Seminiconductor is artist duo Ruth Jarman and Joe Gerhardt. Over twenty years they have become known for an innovative body of work, which explores the material nature of our world and how we experience it through the lenses of science and technology. They occupy a unique position in the art world, blending, in philosophically compelling ways, experimental moving image techniques, scientific research and digital technologies.
Shannon McRae is an American Professor of English and Director of Film Studies at the State University of New York at Fredonia. She teaches literature, film, mythology, religion, queer theory, and popular culture. She is interested in bodies, pleasures, the semi-permeability of the boundaries by which we customarily define self and other, technologies of ecstasy, and tracing the cultural stories that instruct humanity in their use. She is currently writing a book about non-mainstream religions, spiritual tourism, and pop-culture paganism in Jazz Age America.
Camara Taylor is an artist and _____ who lives and works in Glasgow. They work with their various selves, collaborators and organisations to produce still and moving images, texts and other things // Recent projects depart from rumour, gossip and ambivalent readings of historical matter | they tend towards the excesses of dominant discourse(s) and lower frequencies of objection - - in the context of ____.

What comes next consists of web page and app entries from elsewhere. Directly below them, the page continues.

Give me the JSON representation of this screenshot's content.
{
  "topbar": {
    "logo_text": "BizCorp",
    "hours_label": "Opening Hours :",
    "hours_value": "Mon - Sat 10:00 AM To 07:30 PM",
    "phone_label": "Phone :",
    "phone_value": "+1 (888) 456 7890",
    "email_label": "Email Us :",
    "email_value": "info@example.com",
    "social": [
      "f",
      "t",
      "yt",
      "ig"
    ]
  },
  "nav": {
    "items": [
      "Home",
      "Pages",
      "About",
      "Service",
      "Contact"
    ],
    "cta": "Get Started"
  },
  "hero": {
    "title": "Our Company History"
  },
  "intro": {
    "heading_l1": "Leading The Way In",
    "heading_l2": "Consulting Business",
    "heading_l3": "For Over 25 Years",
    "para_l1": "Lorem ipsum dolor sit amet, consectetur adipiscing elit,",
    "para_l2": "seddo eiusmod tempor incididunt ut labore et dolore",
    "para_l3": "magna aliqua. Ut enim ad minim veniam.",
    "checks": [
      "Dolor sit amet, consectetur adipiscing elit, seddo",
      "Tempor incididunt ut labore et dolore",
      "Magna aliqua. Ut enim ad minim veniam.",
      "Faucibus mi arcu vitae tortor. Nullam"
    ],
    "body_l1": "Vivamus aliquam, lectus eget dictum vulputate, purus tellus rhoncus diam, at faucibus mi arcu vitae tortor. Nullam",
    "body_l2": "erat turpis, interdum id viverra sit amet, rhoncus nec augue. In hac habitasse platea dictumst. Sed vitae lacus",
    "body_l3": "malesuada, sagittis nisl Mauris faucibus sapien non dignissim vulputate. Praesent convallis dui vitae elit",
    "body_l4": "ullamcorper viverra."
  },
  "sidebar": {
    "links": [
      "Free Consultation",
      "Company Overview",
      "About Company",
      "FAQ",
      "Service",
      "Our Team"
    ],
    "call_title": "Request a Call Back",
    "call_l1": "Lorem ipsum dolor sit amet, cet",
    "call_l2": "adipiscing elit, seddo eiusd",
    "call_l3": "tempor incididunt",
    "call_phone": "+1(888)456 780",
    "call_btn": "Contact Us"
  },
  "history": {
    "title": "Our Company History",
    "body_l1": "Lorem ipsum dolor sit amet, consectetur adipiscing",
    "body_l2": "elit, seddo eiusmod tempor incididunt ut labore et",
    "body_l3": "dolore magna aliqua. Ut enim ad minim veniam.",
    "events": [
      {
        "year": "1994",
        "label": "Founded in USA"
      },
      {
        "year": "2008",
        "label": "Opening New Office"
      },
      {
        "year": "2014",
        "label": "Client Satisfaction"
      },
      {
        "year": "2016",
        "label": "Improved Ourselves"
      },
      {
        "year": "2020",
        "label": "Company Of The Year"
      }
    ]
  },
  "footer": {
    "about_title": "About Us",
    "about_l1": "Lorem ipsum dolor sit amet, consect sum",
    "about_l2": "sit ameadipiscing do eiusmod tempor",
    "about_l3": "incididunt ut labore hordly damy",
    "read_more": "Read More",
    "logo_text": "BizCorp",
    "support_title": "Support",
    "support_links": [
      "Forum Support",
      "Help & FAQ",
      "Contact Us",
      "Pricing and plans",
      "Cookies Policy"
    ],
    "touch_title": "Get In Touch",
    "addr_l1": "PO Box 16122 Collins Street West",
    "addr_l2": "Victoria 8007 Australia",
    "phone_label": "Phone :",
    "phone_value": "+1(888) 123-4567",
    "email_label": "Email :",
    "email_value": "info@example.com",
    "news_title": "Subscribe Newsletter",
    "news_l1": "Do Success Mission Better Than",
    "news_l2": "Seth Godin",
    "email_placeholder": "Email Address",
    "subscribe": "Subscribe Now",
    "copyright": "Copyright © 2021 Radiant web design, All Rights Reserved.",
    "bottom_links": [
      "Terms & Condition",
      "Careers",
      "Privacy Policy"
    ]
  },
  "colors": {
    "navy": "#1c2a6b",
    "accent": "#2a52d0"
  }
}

Lee Weinberg is a Senior Lecturer and Tutor at Central Saint Martins College of Art and Design, University of the Arts London (Culture & Enterprise), and at the Royal College of Art (School of Communication). She also works as a senior lecturer and digital strategy consultant at Shenkar College of Engineering Design and Art (Ramat Gan, Israel). Lee is the Editor in Chief of Visual Resources Journal (Taylor and Francis). An active researcher and curator, Lee is interested in the intersections between culture, curation and technology. Her research looks at alternative historical narratives through which to re-examine cultural paradigms, deriving from colonialism, imperialism and systemic patriarchy, that define disciplinary divisions between art, design and technology; interested in the intersections of curating and the construction of cultural identity, as these are manifested within contemporary, digital spaces.
Feature Image: Performance by Fannie Sosa